The report indicated that housing starts in February were at a seasonally adjusted annual rate of 1.16 million, decreasing 8.7 percent month-over-month and 9.9 percent on an annual basis. Single-family housing starts also weakened decreasing 17 percent to 805,000 in February compared with 970,000 in the prior month.
"A spike in mortgage rates in early November undermined buyer purchasing power and caused a dip in builder confidence that has started to recover but has yet to reach its October level, before the surge in mortgage rates," said Danielle Hale, Chief Economist, realtor.com. "Thus, we may see a few more months of up and down single-family starts before increasing confidence leads to increased production."
Building permits during the month also saw a decline of 1.6 percent over January, decreasing to 1.29 million against 1.31 million recorded in the previous month. Permits also fell on a year-over-year basis by 2 percent from 1.32 million recorded in February 2018. The report revealed that single‐family authorizations in February remained unchanged at were at a rate of 821,000 on an annual basis.
However, housing completions increased in February, rising 4.5 percent to 1.3 million compared with 1.24 million completions in January. Completions were also slightly above the February 2018 numbers rising 1.1 percent on an annual basis.

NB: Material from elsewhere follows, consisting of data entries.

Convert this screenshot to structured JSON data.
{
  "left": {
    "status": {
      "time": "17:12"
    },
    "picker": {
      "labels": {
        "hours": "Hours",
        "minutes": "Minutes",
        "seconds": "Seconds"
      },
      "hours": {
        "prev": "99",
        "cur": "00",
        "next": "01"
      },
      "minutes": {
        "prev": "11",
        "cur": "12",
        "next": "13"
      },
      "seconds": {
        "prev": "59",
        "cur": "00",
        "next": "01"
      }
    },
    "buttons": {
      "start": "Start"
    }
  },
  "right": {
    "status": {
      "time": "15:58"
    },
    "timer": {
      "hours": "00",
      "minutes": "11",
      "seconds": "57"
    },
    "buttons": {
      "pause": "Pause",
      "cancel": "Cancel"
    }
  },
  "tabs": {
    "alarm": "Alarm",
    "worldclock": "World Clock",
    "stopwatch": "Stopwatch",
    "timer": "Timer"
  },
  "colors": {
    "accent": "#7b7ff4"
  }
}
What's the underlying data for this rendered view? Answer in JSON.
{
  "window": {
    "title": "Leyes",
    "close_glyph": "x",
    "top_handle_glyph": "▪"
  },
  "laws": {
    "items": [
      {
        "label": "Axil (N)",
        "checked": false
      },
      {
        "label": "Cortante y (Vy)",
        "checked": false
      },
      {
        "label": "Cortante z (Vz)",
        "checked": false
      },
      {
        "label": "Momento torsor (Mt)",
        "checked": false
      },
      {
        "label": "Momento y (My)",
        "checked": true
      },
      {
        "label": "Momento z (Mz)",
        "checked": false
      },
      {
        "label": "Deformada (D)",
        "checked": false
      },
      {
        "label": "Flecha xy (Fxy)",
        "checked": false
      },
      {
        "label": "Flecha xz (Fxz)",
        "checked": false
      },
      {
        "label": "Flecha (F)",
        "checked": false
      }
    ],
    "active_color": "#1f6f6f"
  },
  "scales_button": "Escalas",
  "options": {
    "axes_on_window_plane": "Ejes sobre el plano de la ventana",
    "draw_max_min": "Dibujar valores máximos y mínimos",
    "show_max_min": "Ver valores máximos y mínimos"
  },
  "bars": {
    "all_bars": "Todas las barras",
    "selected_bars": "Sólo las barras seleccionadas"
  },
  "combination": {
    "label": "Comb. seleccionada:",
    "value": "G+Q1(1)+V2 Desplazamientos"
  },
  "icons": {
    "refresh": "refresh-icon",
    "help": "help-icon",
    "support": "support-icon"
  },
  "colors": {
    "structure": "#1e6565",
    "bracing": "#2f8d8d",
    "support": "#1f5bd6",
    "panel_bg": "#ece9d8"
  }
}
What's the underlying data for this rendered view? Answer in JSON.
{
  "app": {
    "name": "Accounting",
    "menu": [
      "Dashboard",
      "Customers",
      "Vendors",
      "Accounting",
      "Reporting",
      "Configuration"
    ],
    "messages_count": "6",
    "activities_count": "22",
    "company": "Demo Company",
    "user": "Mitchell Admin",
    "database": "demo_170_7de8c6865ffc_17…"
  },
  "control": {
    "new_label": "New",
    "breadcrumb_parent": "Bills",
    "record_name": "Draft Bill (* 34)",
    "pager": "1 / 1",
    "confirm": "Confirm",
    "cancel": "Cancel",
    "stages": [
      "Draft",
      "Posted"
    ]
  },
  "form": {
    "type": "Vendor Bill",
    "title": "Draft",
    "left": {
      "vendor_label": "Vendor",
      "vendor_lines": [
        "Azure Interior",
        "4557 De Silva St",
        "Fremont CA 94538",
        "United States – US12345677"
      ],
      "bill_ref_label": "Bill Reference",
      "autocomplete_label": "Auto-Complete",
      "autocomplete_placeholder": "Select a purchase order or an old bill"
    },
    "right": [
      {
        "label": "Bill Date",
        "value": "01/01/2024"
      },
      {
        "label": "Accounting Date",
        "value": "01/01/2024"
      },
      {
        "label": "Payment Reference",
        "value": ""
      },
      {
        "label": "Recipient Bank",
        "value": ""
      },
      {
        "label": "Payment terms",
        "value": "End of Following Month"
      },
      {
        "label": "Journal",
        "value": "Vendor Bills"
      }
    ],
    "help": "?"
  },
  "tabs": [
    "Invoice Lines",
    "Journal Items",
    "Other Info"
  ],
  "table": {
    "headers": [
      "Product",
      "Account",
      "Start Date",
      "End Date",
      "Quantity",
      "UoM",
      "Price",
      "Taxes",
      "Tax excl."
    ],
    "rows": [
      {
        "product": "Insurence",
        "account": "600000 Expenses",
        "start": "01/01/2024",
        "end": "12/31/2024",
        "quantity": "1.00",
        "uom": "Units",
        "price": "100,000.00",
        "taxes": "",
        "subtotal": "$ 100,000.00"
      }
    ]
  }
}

Looking at the buying season ahead, Hale said that the current market conditions provided plenty of opportunities for homebuyers. "Mortgage rates have dipped notably since the November surge and signs point to steady to lower mortgage rates ahead," Hale said. "Home prices continue to rise, but their moderation puts them within range of stronger income growth creating opportunities for homebuyers, where we previously saw hurdles."